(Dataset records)
%%
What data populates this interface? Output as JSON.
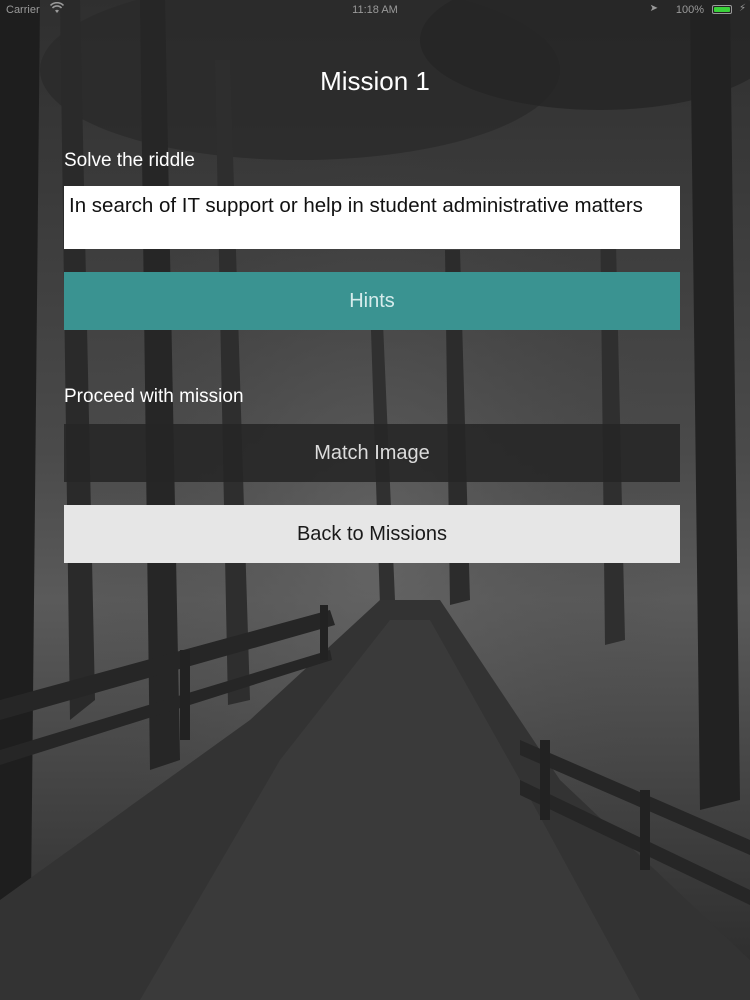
{
  "status_bar": {
    "carrier": "Carrier",
    "wifi_icon": "wifi-icon",
    "time": "11:18 AM",
    "location_icon": "location-arrow-icon",
    "battery_percent": "100%",
    "battery_icon": "battery-icon",
    "charging_icon": "charging-bolt-icon"
  },
  "page": {
    "title": "Mission 1"
  },
  "riddle": {
    "label": "Solve the riddle",
    "text": "In search of IT support or help in student administrative matters"
  },
  "buttons": {
    "hints": "Hints",
    "proceed_label": "Proceed with mission",
    "match_image": "Match Image",
    "back": "Back to Missions"
  },
  "colors": {
    "hints_button": "#3a9391",
    "match_button": "#262626",
    "back_button": "#e6e6e6",
    "battery_fill": "#3ad13a"
  }
}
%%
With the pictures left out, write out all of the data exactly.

__Response__.
What data populates this interface? Output as JSON.
{
  "status_bar": {
    "carrier": "Carrier",
    "wifi_icon": "wifi-icon",
    "time": "11:18 AM",
    "location_icon": "location-arrow-icon",
    "battery_percent": "100%",
    "battery_icon": "battery-icon",
    "charging_icon": "charging-bolt-icon"
  },
  "page": {
    "title": "Mission 1"
  },
  "riddle": {
    "label": "Solve the riddle",
    "text": "In search of IT support or help in student administrative matters"
  },
  "buttons": {
    "hints": "Hints",
    "proceed_label": "Proceed with mission",
    "match_image": "Match Image",
    "back": "Back to Missions"
  },
  "colors": {
    "hints_button": "#3a9391",
    "match_button": "#262626",
    "back_button": "#e6e6e6",
    "battery_fill": "#3ad13a"
  }
}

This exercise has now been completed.